This is a tricky moment to finesse: capturing Fosse’s all-consuming ego and neediness while also making Verdon’s decision to rush to his aid plausible. In another narrative context — in a romantic comedy, say — their passion for each other might play as sweet. But “Who’s Got the Pain?” makes sure we don’t forget who’s getting hurt.
Once more, from the top …
• It’s such a treat to watch Williams as Verdon taking the basics of what Rockwell as Fosse is giving her and adding her own interpretations and additional moves. (“Scooping ice cream! Diamonds and pearls!”) McCracken nails what Verdon brings to the collaboration, saying it’s “like watching what he wishes he was.”
• The opening scene in Majorca between Verdon and Joan Simon is well done not just because of the easy rapport between Williams and Aya Cash but because it clarifies how atypical Verdon’s life is. Simon talks about how “every marriage goes through rough patches,” which doesn’t even begin to describe what Gwen’s dealing with. As an ex-dancer, Simon at least knows how special her friend’s talent is, though. When Verdon asks if she ever misses the stage, Simon says with a sigh, “I was never Gwen Verdon.”

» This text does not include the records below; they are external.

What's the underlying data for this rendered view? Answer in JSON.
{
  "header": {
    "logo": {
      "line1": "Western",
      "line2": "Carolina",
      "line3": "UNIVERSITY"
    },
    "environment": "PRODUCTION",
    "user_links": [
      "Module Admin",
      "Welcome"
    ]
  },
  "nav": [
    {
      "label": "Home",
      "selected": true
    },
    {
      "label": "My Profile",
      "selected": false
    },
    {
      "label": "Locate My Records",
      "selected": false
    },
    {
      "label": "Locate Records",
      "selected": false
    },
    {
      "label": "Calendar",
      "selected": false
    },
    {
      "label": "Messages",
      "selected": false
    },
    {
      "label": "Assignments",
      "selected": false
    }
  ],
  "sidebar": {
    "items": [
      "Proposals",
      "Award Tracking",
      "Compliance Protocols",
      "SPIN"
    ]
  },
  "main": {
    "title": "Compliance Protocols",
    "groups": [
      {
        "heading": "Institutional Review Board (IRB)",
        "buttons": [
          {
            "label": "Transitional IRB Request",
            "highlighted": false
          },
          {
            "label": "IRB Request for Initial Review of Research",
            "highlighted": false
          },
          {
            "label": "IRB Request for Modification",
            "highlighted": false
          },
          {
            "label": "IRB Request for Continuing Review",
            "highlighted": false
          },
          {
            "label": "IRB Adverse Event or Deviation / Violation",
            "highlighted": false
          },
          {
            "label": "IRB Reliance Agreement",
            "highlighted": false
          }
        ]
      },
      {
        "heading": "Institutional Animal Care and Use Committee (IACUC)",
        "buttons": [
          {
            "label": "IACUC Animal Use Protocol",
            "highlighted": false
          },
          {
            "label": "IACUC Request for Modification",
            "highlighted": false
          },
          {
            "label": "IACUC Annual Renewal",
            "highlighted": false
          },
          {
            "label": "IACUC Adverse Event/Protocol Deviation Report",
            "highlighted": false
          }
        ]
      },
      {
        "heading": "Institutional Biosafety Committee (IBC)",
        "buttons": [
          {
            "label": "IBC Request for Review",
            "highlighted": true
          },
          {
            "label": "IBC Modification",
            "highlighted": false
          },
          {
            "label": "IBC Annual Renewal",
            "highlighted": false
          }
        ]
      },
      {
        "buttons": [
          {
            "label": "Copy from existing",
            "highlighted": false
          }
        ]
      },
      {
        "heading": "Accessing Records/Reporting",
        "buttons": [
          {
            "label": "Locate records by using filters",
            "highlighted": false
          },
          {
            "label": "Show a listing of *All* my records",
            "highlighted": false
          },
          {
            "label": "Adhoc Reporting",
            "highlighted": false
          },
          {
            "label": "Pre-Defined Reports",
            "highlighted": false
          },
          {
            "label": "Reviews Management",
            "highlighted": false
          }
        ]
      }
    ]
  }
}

• Your Fosse/Verdon reading assignment of the week is Isaac Butler’s Slate interview with Levenson, which digs into the difficulties of telling a story about a great artist without overlooking (or overemphasizing) the dark side. Also, just as a reminder for those who need a refresher on the chronology of Fosse’s and Verdon’s lives and careers, I have written just such a thing for you, right here on this very website. This timeline includes some video clips relevant to this episode, including the pair on TV, breaking down the steps to “Whatever Lola Wants,” and in the film version of Damn Yankees, dancing to “Who’s Got the Pain?”